## Entries provided:
····················
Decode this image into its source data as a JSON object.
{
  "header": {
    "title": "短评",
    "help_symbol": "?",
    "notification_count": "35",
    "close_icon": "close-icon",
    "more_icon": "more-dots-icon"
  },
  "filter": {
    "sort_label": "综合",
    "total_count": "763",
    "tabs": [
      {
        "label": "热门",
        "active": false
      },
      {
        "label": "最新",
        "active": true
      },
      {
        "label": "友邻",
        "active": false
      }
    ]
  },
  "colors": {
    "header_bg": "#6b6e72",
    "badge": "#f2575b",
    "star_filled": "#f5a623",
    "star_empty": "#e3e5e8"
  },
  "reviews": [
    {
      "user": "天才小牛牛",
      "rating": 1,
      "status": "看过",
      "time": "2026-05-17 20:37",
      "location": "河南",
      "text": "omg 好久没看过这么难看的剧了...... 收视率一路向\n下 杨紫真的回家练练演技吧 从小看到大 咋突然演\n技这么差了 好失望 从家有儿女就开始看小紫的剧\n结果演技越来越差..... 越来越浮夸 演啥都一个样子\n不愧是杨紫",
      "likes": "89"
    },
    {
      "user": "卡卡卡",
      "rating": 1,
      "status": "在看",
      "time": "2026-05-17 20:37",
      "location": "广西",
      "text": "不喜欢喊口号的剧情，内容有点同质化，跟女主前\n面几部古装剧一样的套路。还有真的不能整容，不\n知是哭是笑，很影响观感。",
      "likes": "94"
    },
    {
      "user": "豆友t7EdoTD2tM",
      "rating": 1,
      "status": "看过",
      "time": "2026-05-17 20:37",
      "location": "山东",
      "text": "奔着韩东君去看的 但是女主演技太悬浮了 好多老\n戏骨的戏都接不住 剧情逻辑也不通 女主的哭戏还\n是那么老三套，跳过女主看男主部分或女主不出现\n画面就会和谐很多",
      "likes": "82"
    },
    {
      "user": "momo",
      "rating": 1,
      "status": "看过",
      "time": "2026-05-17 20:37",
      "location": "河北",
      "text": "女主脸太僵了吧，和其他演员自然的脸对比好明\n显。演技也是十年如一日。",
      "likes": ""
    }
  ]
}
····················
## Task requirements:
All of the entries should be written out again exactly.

## Solution:
Decode this image into its source data as a JSON object.
{
  "header": {
    "title": "短评",
    "help_symbol": "?",
    "notification_count": "35",
    "close_icon": "close-icon",
    "more_icon": "more-dots-icon"
  },
  "filter": {
    "sort_label": "综合",
    "total_count": "763",
    "tabs": [
      {
        "label": "热门",
        "active": false
      },
      {
        "label": "最新",
        "active": true
      },
      {
        "label": "友邻",
        "active": false
      }
    ]
  },
  "colors": {
    "header_bg": "#6b6e72",
    "badge": "#f2575b",
    "star_filled": "#f5a623",
    "star_empty": "#e3e5e8"
  },
  "reviews": [
    {
      "user": "天才小牛牛",
      "rating": 1,
      "status": "看过",
      "time": "2026-05-17 20:37",
      "location": "河南",
      "text": "omg 好久没看过这么难看的剧了...... 收视率一路向\n下 杨紫真的回家练练演技吧 从小看到大 咋突然演\n技这么差了 好失望 从家有儿女就开始看小紫的剧\n结果演技越来越差..... 越来越浮夸 演啥都一个样子\n不愧是杨紫",
      "likes": "89"
    },
    {
      "user": "卡卡卡",
      "rating": 1,
      "status": "在看",
      "time": "2026-05-17 20:37",
      "location": "广西",
      "text": "不喜欢喊口号的剧情，内容有点同质化，跟女主前\n面几部古装剧一样的套路。还有真的不能整容，不\n知是哭是笑，很影响观感。",
      "likes": "94"
    },
    {
      "user": "豆友t7EdoTD2tM",
      "rating": 1,
      "status": "看过",
      "time": "2026-05-17 20:37",
      "location": "山东",
      "text": "奔着韩东君去看的 但是女主演技太悬浮了 好多老\n戏骨的戏都接不住 剧情逻辑也不通 女主的哭戏还\n是那么老三套，跳过女主看男主部分或女主不出现\n画面就会和谐很多",
      "likes": "82"
    },
    {
      "user": "momo",
      "rating": 1,
      "status": "看过",
      "time": "2026-05-17 20:37",
      "location": "河北",
      "text": "女主脸太僵了吧，和其他演员自然的脸对比好明\n显。演技也是十年如一日。",
      "likes": ""
    }
  ]
}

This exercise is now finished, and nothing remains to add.